“I was happy with the result,” Guiney said. “I got in a little bit of a pile out of the start. I didn’t expect it to stop, but other than that it was good. I had fast skis and good kick so I was happy.”
Brennan explained that she broke a pole on her first lap.
“I was fighting my skis a lot and fighting myself, then fell and broke a pole and then it was not a good race,” she said.
For Canada, Emily Nishikawa led the team in 37th (+1:51.7). She explained that while she once again finished outside the points (top 30), a result is not so much her ultimate goal as a feeling.
“I have just been out of the top 30 a lot this year … it has been really close” Nishikawa said. “Everyone always bases it on top 30 is good and anything other than that is not that good. But I just kind of focus on my own self and if I have been skiing well I am happy with that.”
Nishikawa further indicated that being able to race the final World Cup competitions in front of a home crowd is indescribable.
“I can’t wipe out the smile of my face, it’s hard to put into words just how special it is to race in your home country,” she said.
Following Nishikawa was Cendrine Browne in 41st (+2:28.2). Despite getting caught early on in the competition, Browne is satisfied with her position heading into tomorrow’s pursuit and hopes to move up into the top 30.
“Unfortunately, I got stuck behind on the first uphill, which prevented me from staying with the leading group,” Browne said. “I felt I could of stayed with them, I felt strong and relaxed. At the start of the last lap though, I was leading my pack, which made it harder for me. I still managed to distance myself from the skiers behind, but I was unable to catch those in front. I was caught up between two groups. Anyway, it’s good news for tomorrow.”
Also competing for Canada, Dahria Beatty finished 53rd (+3:15.4), Annika Richardson 54th (+3:36.3), Katherine Stewart-Jones 56th (+3:38.1), Frédérique Vézina 59th (+3:43.6), Annika Hicks 60th (+3:45.6), Sophie Carrier-Laforte 61st (+4:05.9), Andrea Dupont 62nd (+4:05.9), Katherine Weaver 63rd (+4:27.9), Alannah MacLean 64th (+4:29.4), Sadie White 66th (+5:31.1), Lisle Compton 67th (+5:34.3), Mia Serratore 68th (+5:58.6), and Laura Leclair 69th (+6:46.2).
- 10-kilometer classic mass start
- 2017 World Cup Finals
- Annika Hicks
- Annika Richardson
- Caitlin Patterson
- cendrine browne
- Chelsea Holmes
- Dahria Beatty
- Emily Nishikawa
- Erika Flowers
- Heidi Weng
- Ida Ingemarsdotter
- Ingvild Flugstad Østberg
- Jennie Bender
- Jessie Diggins
- Kaitlynn Miller
- Katherine Stewart-Jones
- Krista Parmakowski
- Liz Guiney
- Marit Bjørgen
- Quebec City
- Québec City World Cup Finals
- Rosie Brennan
- Sadie Bjornsen
- Sophie Caldwell
- Sophie Carrier-Laforte
- Stina Nilsson
Gabby Naranja considers herself a true Mainer, having grown up in the northern most part of the state playing hockey and roofing houses with her five brothers.
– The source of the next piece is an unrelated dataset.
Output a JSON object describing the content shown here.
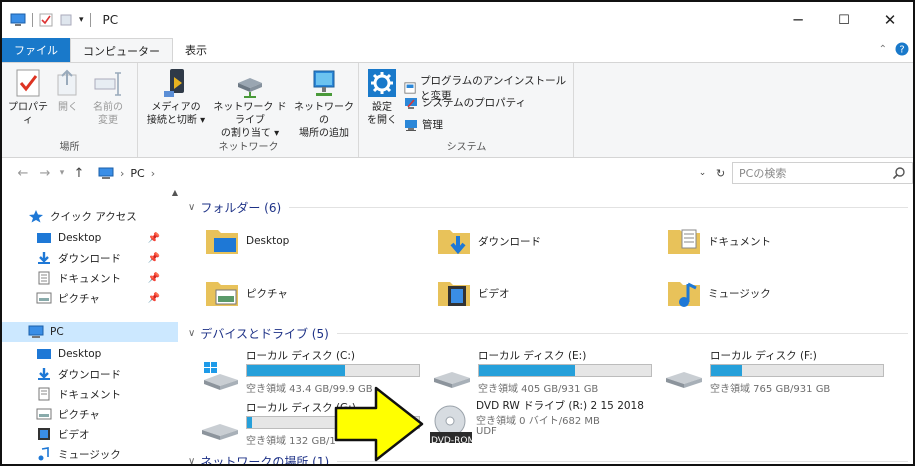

She graduated from Bates College where she ran cross-country, track, and nordic skied. She spent this past winter in Europe and is currently in Montana enjoying all that the U.S. northwest has to offer.